Content starts

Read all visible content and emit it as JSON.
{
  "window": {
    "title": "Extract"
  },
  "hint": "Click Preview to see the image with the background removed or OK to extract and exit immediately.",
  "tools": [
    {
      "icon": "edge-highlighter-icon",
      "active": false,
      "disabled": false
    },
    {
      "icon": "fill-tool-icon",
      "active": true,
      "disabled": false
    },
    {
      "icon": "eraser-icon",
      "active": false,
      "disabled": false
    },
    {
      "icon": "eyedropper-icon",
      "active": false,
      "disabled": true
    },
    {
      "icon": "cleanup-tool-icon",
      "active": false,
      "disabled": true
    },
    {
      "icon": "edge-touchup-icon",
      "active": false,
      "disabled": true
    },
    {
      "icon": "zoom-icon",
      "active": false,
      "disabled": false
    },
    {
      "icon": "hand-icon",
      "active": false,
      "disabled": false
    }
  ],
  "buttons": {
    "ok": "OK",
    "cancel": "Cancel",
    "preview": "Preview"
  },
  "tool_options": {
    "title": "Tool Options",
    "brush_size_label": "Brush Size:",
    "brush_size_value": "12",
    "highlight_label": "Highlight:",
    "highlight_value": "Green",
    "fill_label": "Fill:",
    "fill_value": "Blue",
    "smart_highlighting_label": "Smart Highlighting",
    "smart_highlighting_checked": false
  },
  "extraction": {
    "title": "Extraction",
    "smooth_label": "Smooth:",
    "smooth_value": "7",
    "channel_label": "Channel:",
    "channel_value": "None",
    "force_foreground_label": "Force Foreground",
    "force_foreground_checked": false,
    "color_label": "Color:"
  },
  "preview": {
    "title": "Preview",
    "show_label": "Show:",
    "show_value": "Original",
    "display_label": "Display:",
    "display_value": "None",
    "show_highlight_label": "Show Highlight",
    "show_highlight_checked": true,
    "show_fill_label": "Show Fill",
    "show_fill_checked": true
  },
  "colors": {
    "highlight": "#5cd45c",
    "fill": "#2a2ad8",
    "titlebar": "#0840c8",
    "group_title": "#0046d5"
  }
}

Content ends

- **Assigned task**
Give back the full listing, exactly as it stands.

- **Result**
Read all visible content and emit it as JSON.
{
  "window": {
    "title": "Extract"
  },
  "hint": "Click Preview to see the image with the background removed or OK to extract and exit immediately.",
  "tools": [
    {
      "icon": "edge-highlighter-icon",
      "active": false,
      "disabled": false
    },
    {
      "icon": "fill-tool-icon",
      "active": true,
      "disabled": false
    },
    {
      "icon": "eraser-icon",
      "active": false,
      "disabled": false
    },
    {
      "icon": "eyedropper-icon",
      "active": false,
      "disabled": true
    },
    {
      "icon": "cleanup-tool-icon",
      "active": false,
      "disabled": true
    },
    {
      "icon": "edge-touchup-icon",
      "active": false,
      "disabled": true
    },
    {
      "icon": "zoom-icon",
      "active": false,
      "disabled": false
    },
    {
      "icon": "hand-icon",
      "active": false,
      "disabled": false
    }
  ],
  "buttons": {
    "ok": "OK",
    "cancel": "Cancel",
    "preview": "Preview"
  },
  "tool_options": {
    "title": "Tool Options",
    "brush_size_label": "Brush Size:",
    "brush_size_value": "12",
    "highlight_label": "Highlight:",
    "highlight_value": "Green",
    "fill_label": "Fill:",
    "fill_value": "Blue",
    "smart_highlighting_label": "Smart Highlighting",
    "smart_highlighting_checked": false
  },
  "extraction": {
    "title": "Extraction",
    "smooth_label": "Smooth:",
    "smooth_value": "7",
    "channel_label": "Channel:",
    "channel_value": "None",
    "force_foreground_label": "Force Foreground",
    "force_foreground_checked": false,
    "color_label": "Color:"
  },
  "preview": {
    "title": "Preview",
    "show_label": "Show:",
    "show_value": "Original",
    "display_label": "Display:",
    "display_value": "None",
    "show_highlight_label": "Show Highlight",
    "show_highlight_checked": true,
    "show_fill_label": "Show Fill",
    "show_fill_checked": true
  },
  "colors": {
    "highlight": "#5cd45c",
    "fill": "#2a2ad8",
    "titlebar": "#0840c8",
    "group_title": "#0046d5"
  }
}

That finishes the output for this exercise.